══ EXTRACTED RECORDS

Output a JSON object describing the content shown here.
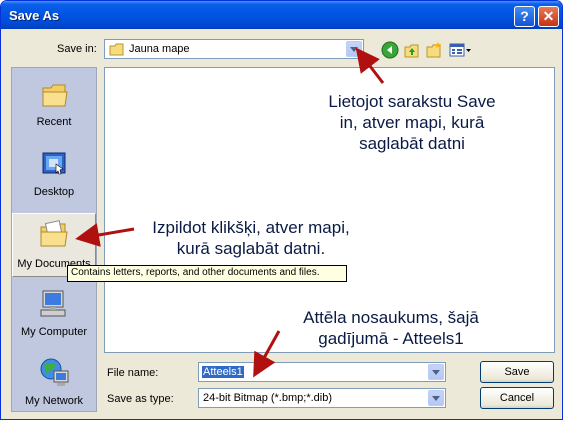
{
  "window": {
    "title": "Save As"
  },
  "toolbar": {
    "save_in_label": "Save in:",
    "save_in_value": "Jauna mape"
  },
  "places": [
    {
      "label": "Recent"
    },
    {
      "label": "Desktop"
    },
    {
      "label": "My Documents"
    },
    {
      "label": "My Computer"
    },
    {
      "label": "My Network"
    }
  ],
  "tooltip": "Contains letters, reports, and other documents and files.",
  "form": {
    "filename_label": "File name:",
    "filename_value": "Atteels1",
    "type_label": "Save as type:",
    "type_value": "24-bit Bitmap (*.bmp;*.dib)"
  },
  "buttons": {
    "save": "Save",
    "cancel": "Cancel"
  },
  "annotations": {
    "save_in_line1": "Lietojot sarakstu Save",
    "save_in_line2": "in, atver mapi, kurā",
    "save_in_line3": "saglabāt datni",
    "mydocs_line1": "Izpildot klikšķi, atver mapi,",
    "mydocs_line2": "kurā saglabāt datni.",
    "name_line1": "Attēla nosaukums, šajā",
    "name_line2": "gadījumā - Atteels1"
  },
  "colors": {
    "annotation_arrow": "#b01010",
    "titlebar": "#0054e3"
  }
}
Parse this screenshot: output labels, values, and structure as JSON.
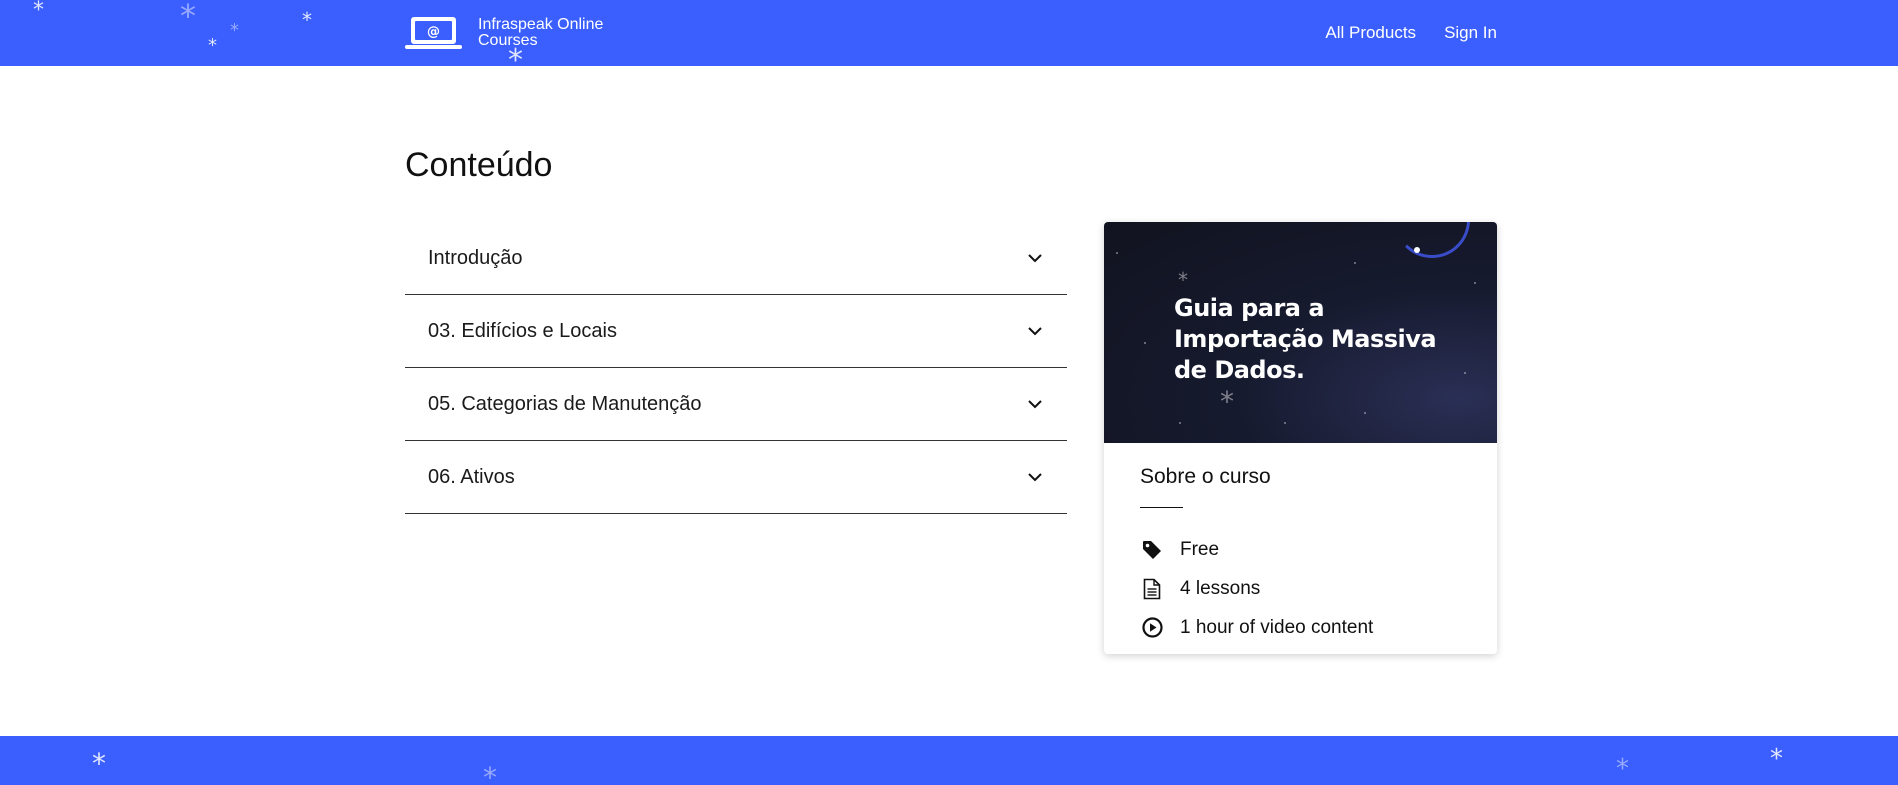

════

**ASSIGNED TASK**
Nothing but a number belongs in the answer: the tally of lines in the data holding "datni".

**SOLUTION TO THIS EXERCISE**
2